theater on a list but can’t remember the website. i thought
my fellow poster might have meant the Variety Photoplays
at 3rd Ave. & 14 St.. but the list i found listed a seating
capacity that would have been too for the Variety Photolays.
so where was the City Photoplays theater to which my'
fellow poster referred?
traveling west along 116 St. just before you get to 3rd Ave.
one sees that the auditorium section still exits. has it been
gutted or simply covered over for retail use?
I thank my fellow moviegoers for info on the roadshow
engagement policy. now does anyone know of a first rate
book on the subject? Kim Holston’s “Movie Roadshows”
not only a few mistakes but omits films altogether as well.
I thank everyone for help with my “first theater built from
the ground up with the intent of showing movies” question.
opened Feb. 1913 and the Rialto opened April 1916. so wouldn’t
the Crescent which was located at 36 W. 135 St. and opened
on the night of Dec. 16, 1909 be the first. granted it was
built to showcase both films and live acts but weren’t the
Regent and the Rialto built as combo houses as well?
thanks to robboehm for your reply. my astonishment was not
so much on the length of TDOAF’S reserved seat rum at the
Palace but that in S.F. it wasn’t even a roadshow run at
all. it has always fascinated me why a studio would open
a film on a roadshow run in one city but not others.
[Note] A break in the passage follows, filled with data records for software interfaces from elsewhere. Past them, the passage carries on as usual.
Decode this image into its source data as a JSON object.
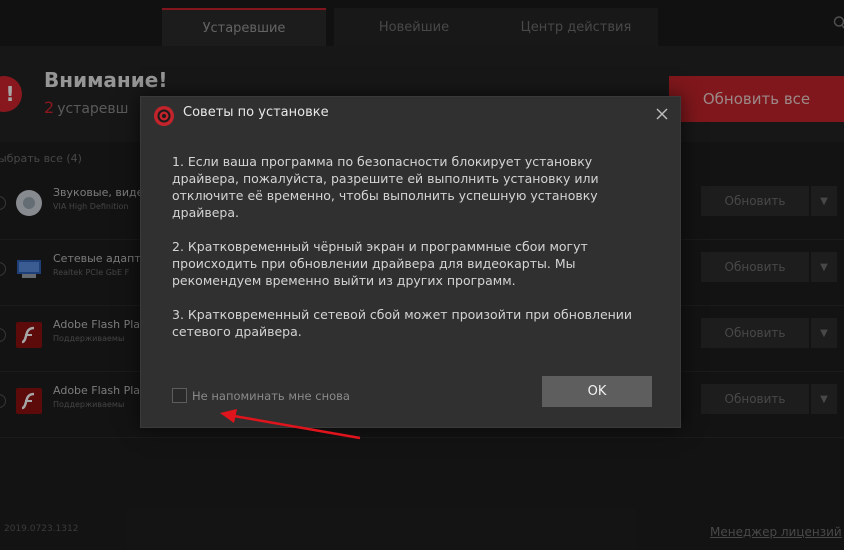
{
  "tabs": [
    {
      "label": "Устаревшие",
      "active": true
    },
    {
      "label": "Новейшие",
      "active": false
    },
    {
      "label": "Центр действия",
      "active": false
    }
  ],
  "alert": {
    "icon": "!",
    "title": "Внимание!",
    "count": "2",
    "subtitle_visible": "устаревш"
  },
  "update_all_label": "Обновить все",
  "select_all_label": "ыбрать все (4)",
  "drivers": [
    {
      "name": "Звуковые, виде",
      "desc": "VIA High Definition",
      "icon": "audio-icon",
      "update_label": "Обновить"
    },
    {
      "name": "Сетевые адапт",
      "desc": "Realtek PCIe GbE F",
      "icon": "network-icon",
      "update_label": "Обновить"
    },
    {
      "name": "Adobe Flash Pla",
      "desc": "Поддерживаемы",
      "icon": "flash-icon",
      "update_label": "Обновить"
    },
    {
      "name": "Adobe Flash Pla",
      "desc": "Поддерживаемы",
      "icon": "flash-icon",
      "update_label": "Обновить"
    }
  ],
  "footer": {
    "version": "2019.0723.1312",
    "license_link": "Менеджер лицензий"
  },
  "dialog": {
    "title": "Советы по установке",
    "paragraphs": [
      "1. Если ваша программа по безопасности блокирует установку драйвера, пожалуйста, разрешите ей выполнить установку или отключите её временно, чтобы выполнить успешную установку драйвера.",
      "2. Кратковременный чёрный экран и программные сбои могут происходить при обновлении драйвера для видеокарты. Мы рекомендуем временно выйти из других программ.",
      "3. Кратковременный сетевой сбой может произойти при обновлении сетевого драйвера."
    ],
    "checkbox_label": "Не напоминать мне снова",
    "checkbox_checked": false,
    "ok_label": "OK"
  },
  "colors": {
    "accent_red": "#c3242b",
    "annotation_arrow": "#e0141c"
  }
}
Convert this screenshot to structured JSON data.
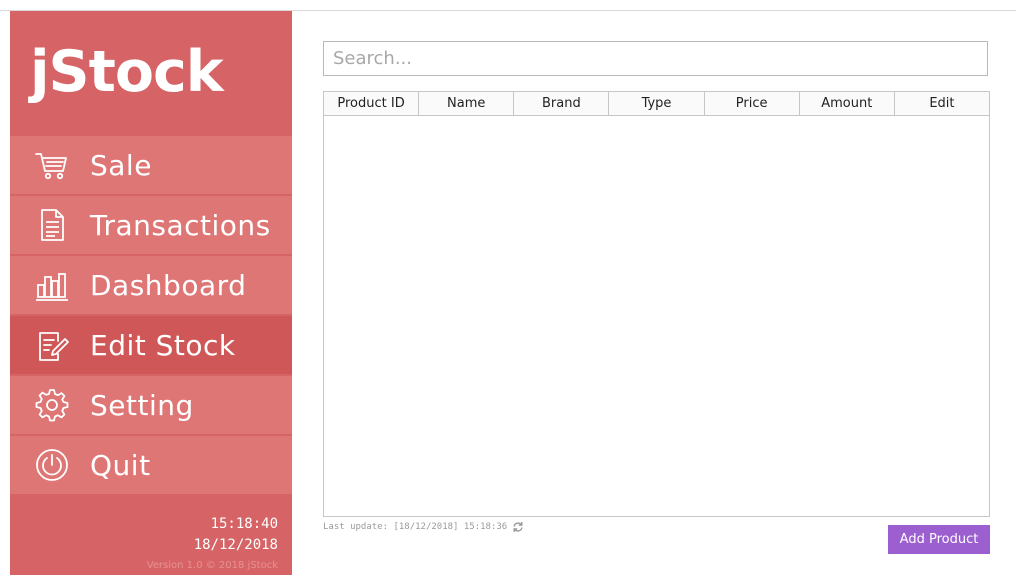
{
  "app": {
    "logo": "jStock"
  },
  "sidebar": {
    "items": [
      {
        "label": "Sale",
        "icon": "cart-icon",
        "active": false
      },
      {
        "label": "Transactions",
        "icon": "document-icon",
        "active": false
      },
      {
        "label": "Dashboard",
        "icon": "bar-chart-icon",
        "active": false
      },
      {
        "label": "Edit Stock",
        "icon": "edit-icon",
        "active": true
      },
      {
        "label": "Setting",
        "icon": "gear-icon",
        "active": false
      },
      {
        "label": "Quit",
        "icon": "power-icon",
        "active": false
      }
    ],
    "time": "15:18:40",
    "date": "18/12/2018",
    "version": "Version 1.0 © 2018 jStock"
  },
  "search": {
    "placeholder": "Search...",
    "value": ""
  },
  "table": {
    "columns": [
      "Product ID",
      "Name",
      "Brand",
      "Type",
      "Price",
      "Amount",
      "Edit"
    ],
    "rows": []
  },
  "status": {
    "last_update": "Last update: [18/12/2018] 15:18:36"
  },
  "actions": {
    "add_product": "Add Product"
  },
  "colors": {
    "sidebar": "#d66466",
    "nav_item": "#de7676",
    "nav_active": "#cf5758",
    "button": "#9b5fcf"
  }
}
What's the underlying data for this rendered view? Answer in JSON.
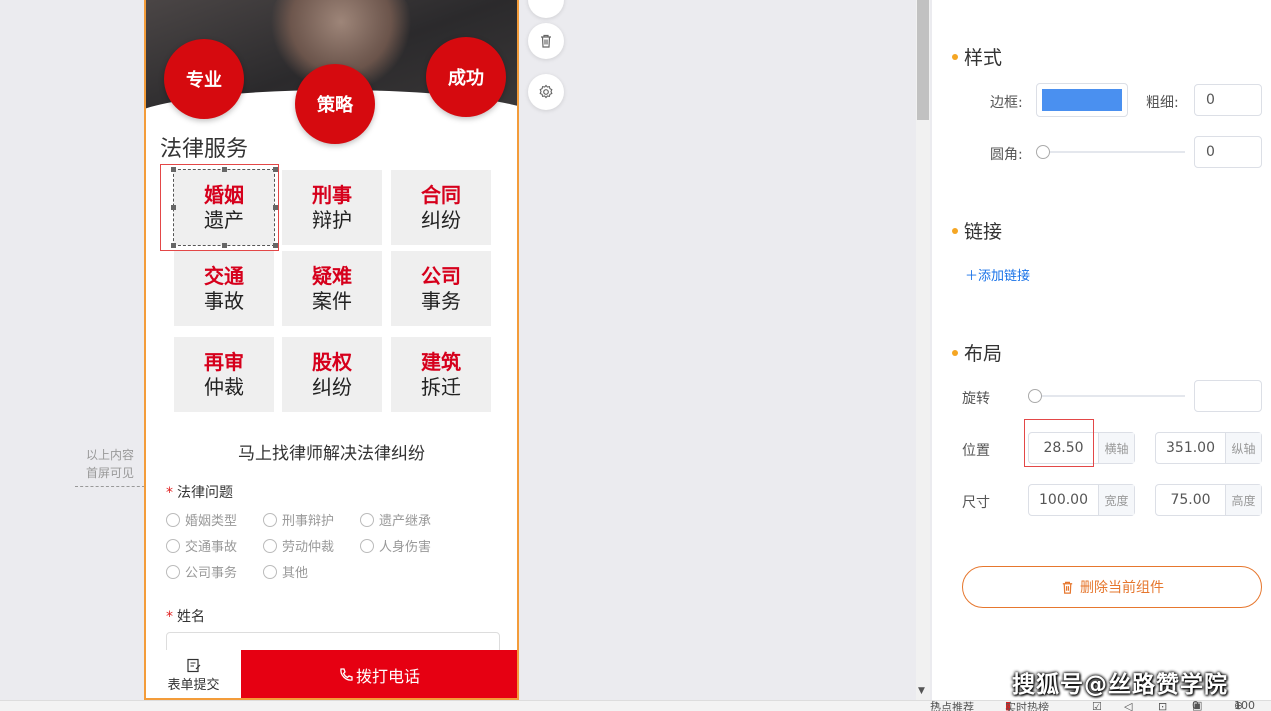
{
  "canvas": {
    "fold_note_line1": "以上内容",
    "fold_note_line2": "首屏可见"
  },
  "banner": {
    "circles": [
      "专业",
      "策略",
      "成功"
    ]
  },
  "section_title": "法律服务",
  "services": [
    {
      "t1": "婚姻",
      "t2": "遗产"
    },
    {
      "t1": "刑事",
      "t2": "辩护"
    },
    {
      "t1": "合同",
      "t2": "纠纷"
    },
    {
      "t1": "交通",
      "t2": "事故"
    },
    {
      "t1": "疑难",
      "t2": "案件"
    },
    {
      "t1": "公司",
      "t2": "事务"
    },
    {
      "t1": "再审",
      "t2": "仲裁"
    },
    {
      "t1": "股权",
      "t2": "纠纷"
    },
    {
      "t1": "建筑",
      "t2": "拆迁"
    }
  ],
  "form": {
    "title": "马上找律师解决法律纠纷",
    "required_mark": "*",
    "question_label": "法律问题",
    "options": [
      "婚姻类型",
      "刑事辩护",
      "遗产继承",
      "交通事故",
      "劳动仲裁",
      "人身伤害",
      "公司事务",
      "其他"
    ],
    "name_label": "姓名",
    "name_value": ""
  },
  "bottom_bar": {
    "submit_label": "表单提交",
    "call_label": "拨打电话"
  },
  "panel": {
    "style_title": "样式",
    "border_label": "边框:",
    "border_color": "#4a90f0",
    "thickness_label": "粗细:",
    "thickness_value": "0",
    "radius_label": "圆角:",
    "radius_value": "0",
    "link_title": "链接",
    "add_link_label": "添加链接",
    "layout_title": "布局",
    "rotate_label": "旋转",
    "rotate_value": "",
    "position_label": "位置",
    "pos_x": "28.50",
    "pos_x_suffix": "横轴",
    "pos_y": "351.00",
    "pos_y_suffix": "纵轴",
    "size_label": "尺寸",
    "width": "100.00",
    "width_suffix": "宽度",
    "height": "75.00",
    "height_suffix": "高度",
    "delete_label": "删除当前组件"
  },
  "colors": {
    "accent_red": "#e60012",
    "brand_orange": "#e6772e",
    "link_blue": "#1a73e8"
  },
  "status_bar": {
    "hot_recommend": "热点推荐",
    "realtime_hot": "实时热榜",
    "badge_count": "0",
    "zoom": "100"
  },
  "watermark": "搜狐号@丝路赞学院"
}
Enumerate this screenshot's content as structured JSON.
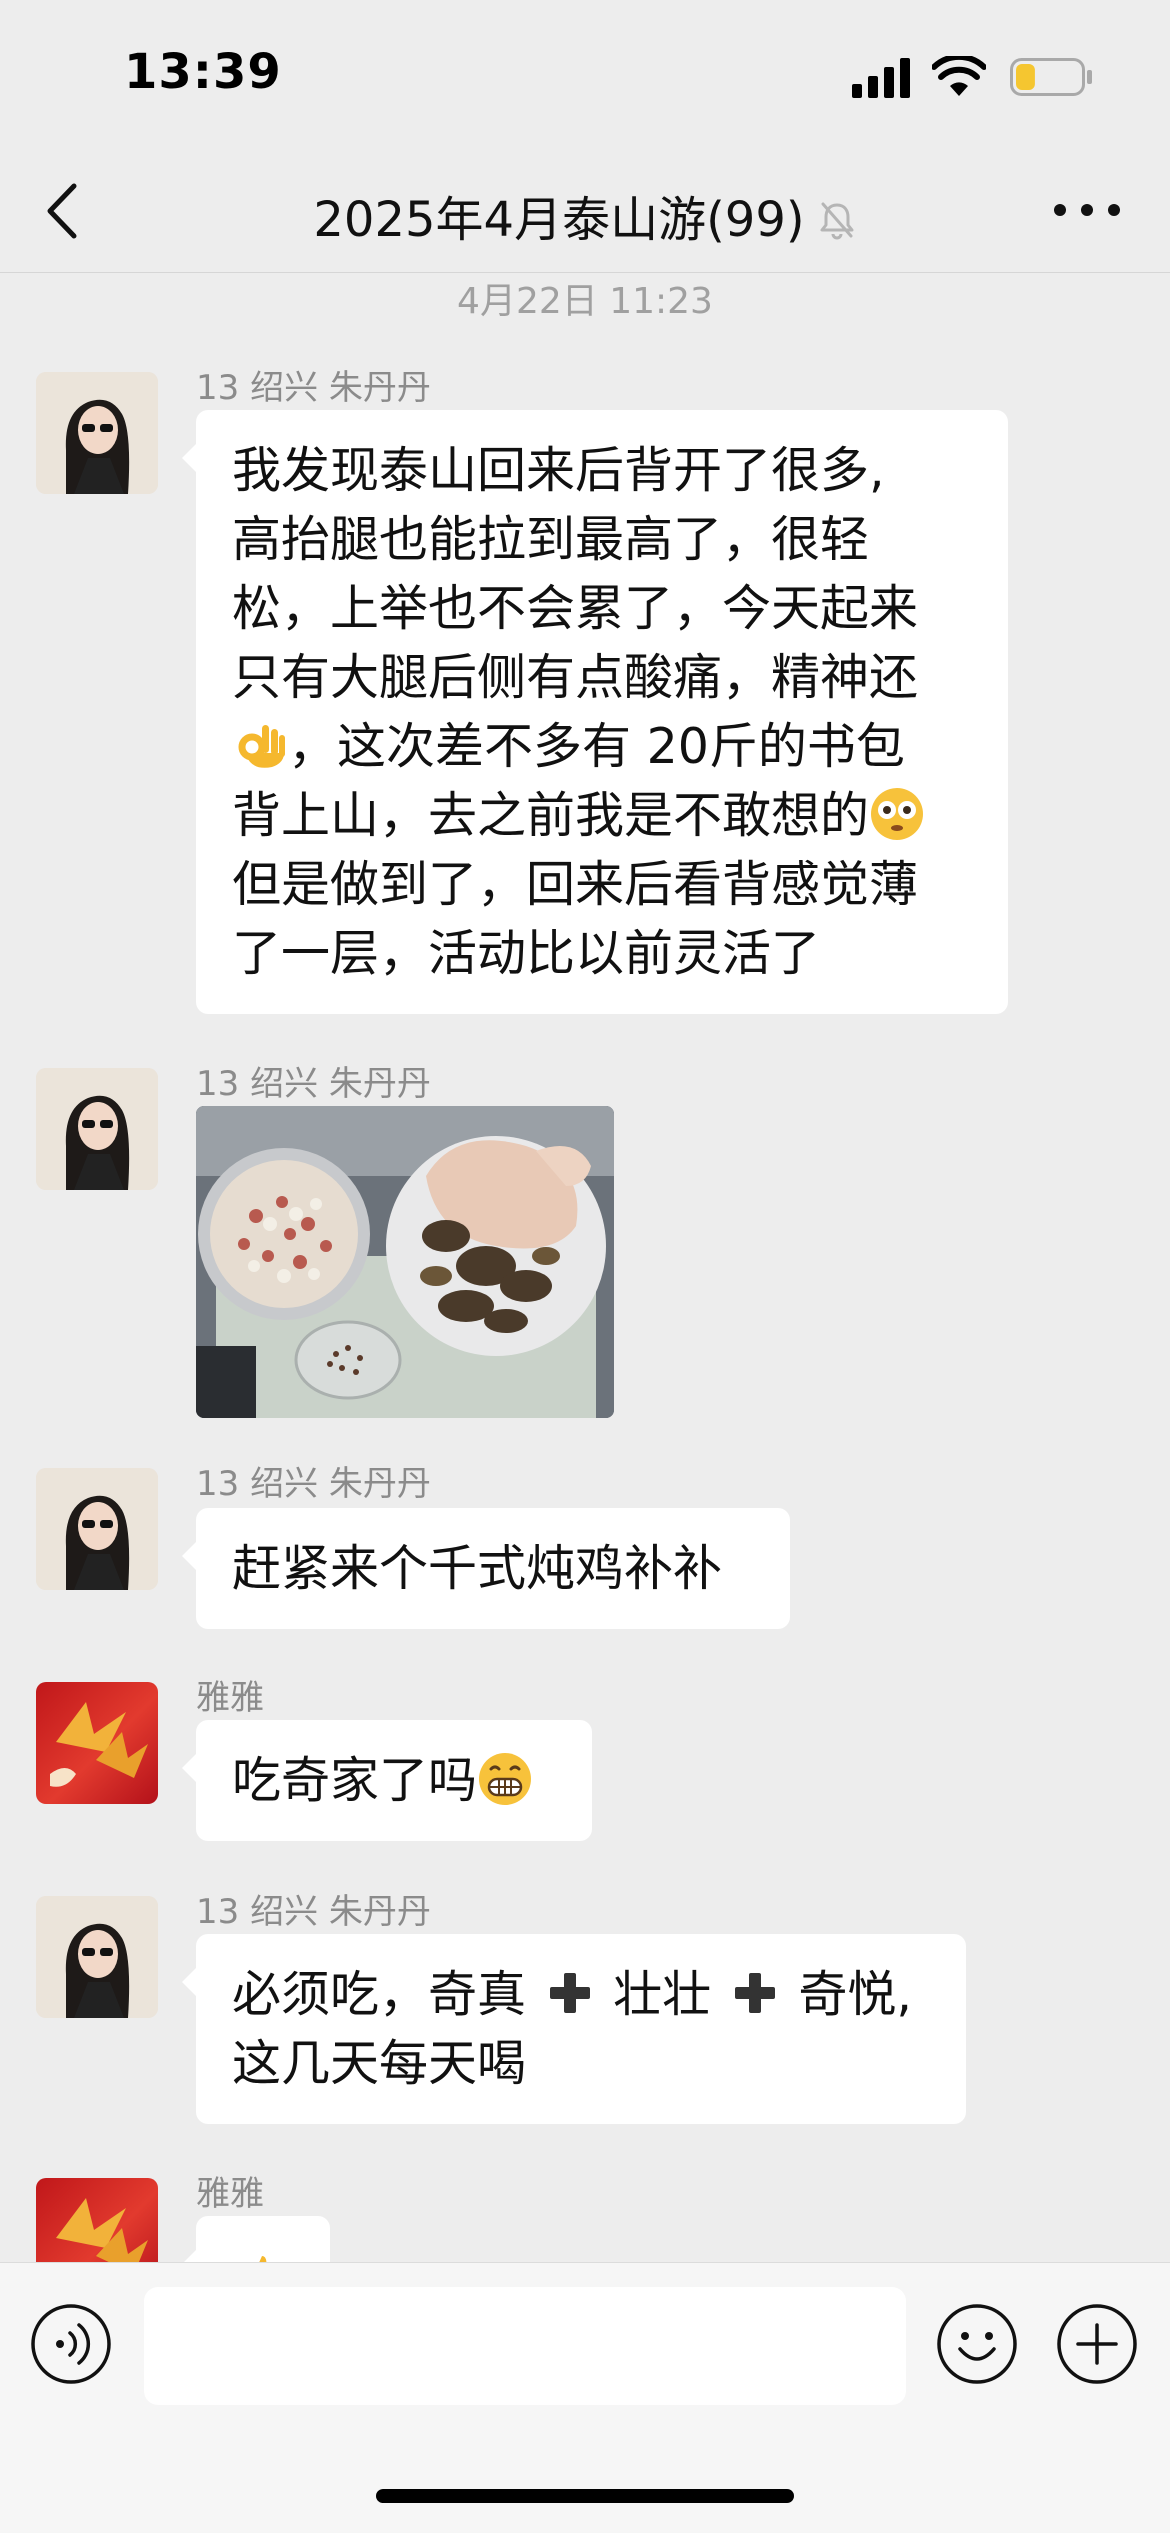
{
  "status_bar": {
    "time": "13:39",
    "battery_level": 0.3
  },
  "header": {
    "title": "2025年4月泰山游(99)",
    "muted": true
  },
  "chat": {
    "timestamp": "4月22日 11:23",
    "messages": [
      {
        "sender": "13 绍兴 朱丹丹",
        "type": "text",
        "lines": [
          "我发现泰山回来后背开了很多,",
          "高抬腿也能拉到最高了，很轻",
          "松，上举也不会累了，今天起来",
          "只有大腿后侧有点酸痛，精神还"
        ],
        "line5_text": "，这次差不多有 20斤的书包",
        "line6_text": "背上山，去之前我是不敢想的",
        "lines_tail": [
          "但是做到了，回来后看背感觉薄",
          "了一层，活动比以前灵活了"
        ]
      },
      {
        "sender": "13 绍兴 朱丹丹",
        "type": "image"
      },
      {
        "sender": "13 绍兴 朱丹丹",
        "type": "text",
        "text": "赶紧来个千式炖鸡补补"
      },
      {
        "sender": "雅雅",
        "type": "text",
        "text": "吃奇家了吗"
      },
      {
        "sender": "13 绍兴 朱丹丹",
        "type": "text",
        "line1_a": "必须吃，奇真",
        "line1_b": "壮壮",
        "line1_c": "奇悦,",
        "line2": "这几天每天喝"
      },
      {
        "sender": "雅雅",
        "type": "partial"
      }
    ]
  },
  "input_bar": {
    "placeholder": ""
  },
  "colors": {
    "background": "#ededed",
    "bubble": "#ffffff",
    "timestamp": "#a0a0a0"
  },
  "icons": [
    "back-icon",
    "mute-bell-icon",
    "more-icon",
    "voice-icon",
    "emoji-icon",
    "plus-icon"
  ]
}
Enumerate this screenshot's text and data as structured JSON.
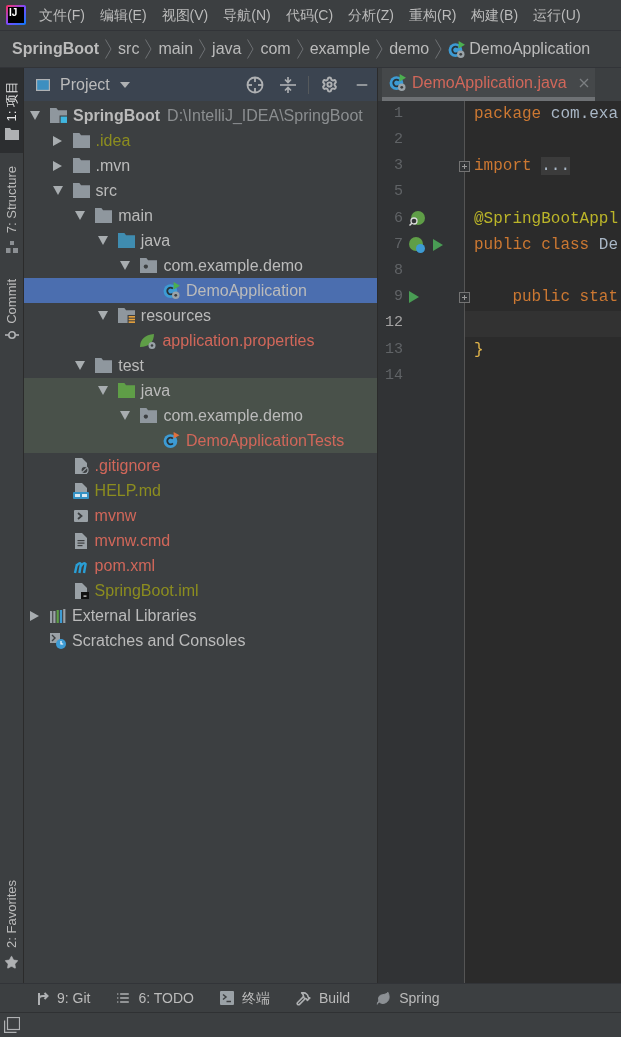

I always
assumed if a film opened on a roadshow run in Manhattan it
did so I every city it opened in.
a question for my fellow moviegoers. for the first several
years of the movie biz whatever “movie theaters” existed in
Manhattan were music halls. vaudeville theaters and
legitimate theaters etc… renovated to show movies. but I
have always wanted to find which was the 1st theater built
in Manhattan brick by brick from the ground up with the
intent of being a movie theater. any guesses as to the answer
or how to find out?
it was customary when a roadshow engagement finished the
film would move to another 1st run theater in Manhattan
on “continuous performances at popular prices”. but does
anyone remember a roadshow engagement that went from
reserved seat to continuous performances at popular
prices in the same theater?
why does this theater have an absurdly long time
between the 8:35a.m. and 1:40p.m.showings of Long Shot?
i just became aware of this theater and got all excitedthinking they had had restored Loews Delancy but the addressis different. is the Loews Delancy quite close to thistheater.
the last film i can remember seeing here wasA Clockwork Orange.
can anyone remember the last movie to play here? the only
film i can remember seeing here was The Three Stooges
as pellboy asked June 2013 is closing date of 1969 as stated
in the intro entirely accurate?
as I asked seven years when did this theater close down asa movie theater?